** Opening Supplied records block **

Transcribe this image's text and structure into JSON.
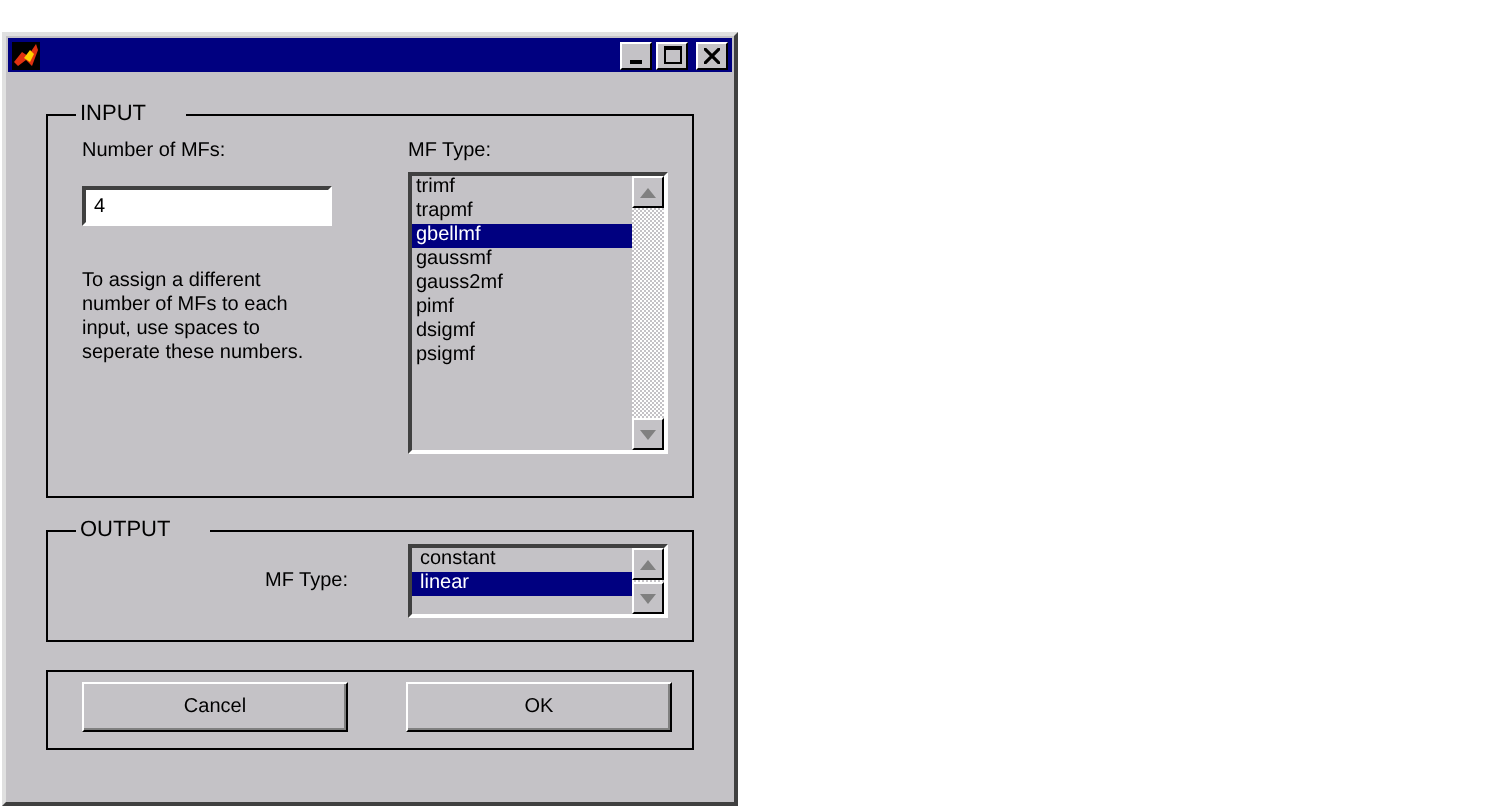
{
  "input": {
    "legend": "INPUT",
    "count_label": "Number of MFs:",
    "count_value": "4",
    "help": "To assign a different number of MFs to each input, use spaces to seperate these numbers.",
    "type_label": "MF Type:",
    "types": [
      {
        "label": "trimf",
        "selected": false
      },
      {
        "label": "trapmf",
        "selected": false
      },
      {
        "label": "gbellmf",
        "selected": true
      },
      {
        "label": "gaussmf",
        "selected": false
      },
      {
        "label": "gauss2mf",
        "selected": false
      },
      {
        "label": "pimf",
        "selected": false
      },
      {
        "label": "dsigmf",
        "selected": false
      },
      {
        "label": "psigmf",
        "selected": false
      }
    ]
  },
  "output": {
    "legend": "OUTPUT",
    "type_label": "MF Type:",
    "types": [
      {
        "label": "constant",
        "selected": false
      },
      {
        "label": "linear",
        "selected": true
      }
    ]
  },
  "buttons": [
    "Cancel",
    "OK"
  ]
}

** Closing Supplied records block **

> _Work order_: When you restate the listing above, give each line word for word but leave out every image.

> _Exercise solution_:
Transcribe this image's text and structure into JSON.
{
  "input": {
    "legend": "INPUT",
    "count_label": "Number of MFs:",
    "count_value": "4",
    "help": "To assign a different number of MFs to each input, use spaces to seperate these numbers.",
    "type_label": "MF Type:",
    "types": [
      {
        "label": "trimf",
        "selected": false
      },
      {
        "label": "trapmf",
        "selected": false
      },
      {
        "label": "gbellmf",
        "selected": true
      },
      {
        "label": "gaussmf",
        "selected": false
      },
      {
        "label": "gauss2mf",
        "selected": false
      },
      {
        "label": "pimf",
        "selected": false
      },
      {
        "label": "dsigmf",
        "selected": false
      },
      {
        "label": "psigmf",
        "selected": false
      }
    ]
  },
  "output": {
    "legend": "OUTPUT",
    "type_label": "MF Type:",
    "types": [
      {
        "label": "constant",
        "selected": false
      },
      {
        "label": "linear",
        "selected": true
      }
    ]
  },
  "buttons": [
    "Cancel",
    "OK"
  ]
}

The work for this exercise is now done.